The University’s Year 2000 Project committee, created to handle the computer glitch that may disable some computer functions in the year 2000, has stepped up its efforts to comply with a Department of Education ruling.
The University installed Banner 3.0, software designed to debug computer software for 750 universities and colleges around the nation, to comply with a Jan. 1 Department of Education deadline to prepare systems for possible Year 2000 problems.
Although the project committee began plans to deal with Y2K in time for 2000, the early deadline for all universities and colleges nationwide put the committee’s action ahead of schedule.
“We knew we had to be concerned about the Y2K problem, but we didn’t know we would have to be ready by Jan. 1,” said Dan Small, director of Student Financial Assistance.
After buying Banner 3.0 from SCT Inc., the company that runs the GW computer system, the project committee modified it for University use and implemented it in late December. The new software has run smoothly, said Year 2000 Project Manager Dan Drageset.
Student Financial Assistance was an office of specific concern to Y2K experts because of the nature of its computer processes. Computers in the financial aid office have dealt with accounts of students graduating after 2000 and have had no major setbacks to date, Small said.
“We have dealt with 2000 at a small level and everything is working so far,” Small said. “Things are working now just as always.”
Having no experience with computerized calendars rolling over to 2000, the University plans to test computers throughout the semester to ensure the SCT software will make the transition smoothly.
The committee is working with coordinators from each office on campus to keep the University system progressing at the same pace, Small said.
Despite the committee’s confidence in the system updates, the unpredictable nature of the Y2K problem leaves many questions.
“(The system) is working at this point, but when the actual day comes, we can’t possibly know,” Small said.
Questions also remain about external computing systems with which University systems interface.
“Larger, well-known banks, which most students use, are (updating systems), but we don’t know about others,” Small said.
In addition to smaller banks, the University coordinates loan transactions. Concerns remain about other universities and colleges that might not be on schedule with the Department of Education timeline.
Because students have not voiced major concerns about Y2K, the committee has done little to educate computer users around campus other than to visit one Student Association Senate meeting.
“Students really haven’t voiced any concern other than an article in The GW Hatchet and By George,” Drageset said. “We have contemplated setting up a Web page and haven’t contemplated setting up further direct communication, but we are prepared to do so.”

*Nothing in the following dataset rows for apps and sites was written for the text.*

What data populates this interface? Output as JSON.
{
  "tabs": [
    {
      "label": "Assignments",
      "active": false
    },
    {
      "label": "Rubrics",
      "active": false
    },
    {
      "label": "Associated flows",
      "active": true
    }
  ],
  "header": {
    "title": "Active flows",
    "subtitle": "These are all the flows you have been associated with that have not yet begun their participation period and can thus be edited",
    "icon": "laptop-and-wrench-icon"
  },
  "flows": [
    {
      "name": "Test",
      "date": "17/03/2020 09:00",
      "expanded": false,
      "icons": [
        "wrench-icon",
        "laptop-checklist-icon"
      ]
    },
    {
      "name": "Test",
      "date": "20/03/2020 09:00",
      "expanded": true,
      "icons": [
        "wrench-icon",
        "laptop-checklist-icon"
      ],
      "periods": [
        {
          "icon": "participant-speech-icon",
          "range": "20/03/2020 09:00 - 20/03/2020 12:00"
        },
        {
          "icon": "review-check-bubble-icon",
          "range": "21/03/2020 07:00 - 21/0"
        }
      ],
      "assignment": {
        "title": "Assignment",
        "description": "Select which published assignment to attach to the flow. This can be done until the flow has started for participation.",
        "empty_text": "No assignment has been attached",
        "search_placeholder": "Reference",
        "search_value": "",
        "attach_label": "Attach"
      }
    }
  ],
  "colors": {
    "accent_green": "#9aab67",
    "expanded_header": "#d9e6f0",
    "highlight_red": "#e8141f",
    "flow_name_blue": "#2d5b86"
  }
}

The committee plans to start further system testing in the near future and remains confident that the system will continue to run smoothly beyond the year 2000, he said.
“I do not anticipate any problems with the Banner system,” Drageset said. “Something will go wrong, but nothing that will inhibit the function of the University.”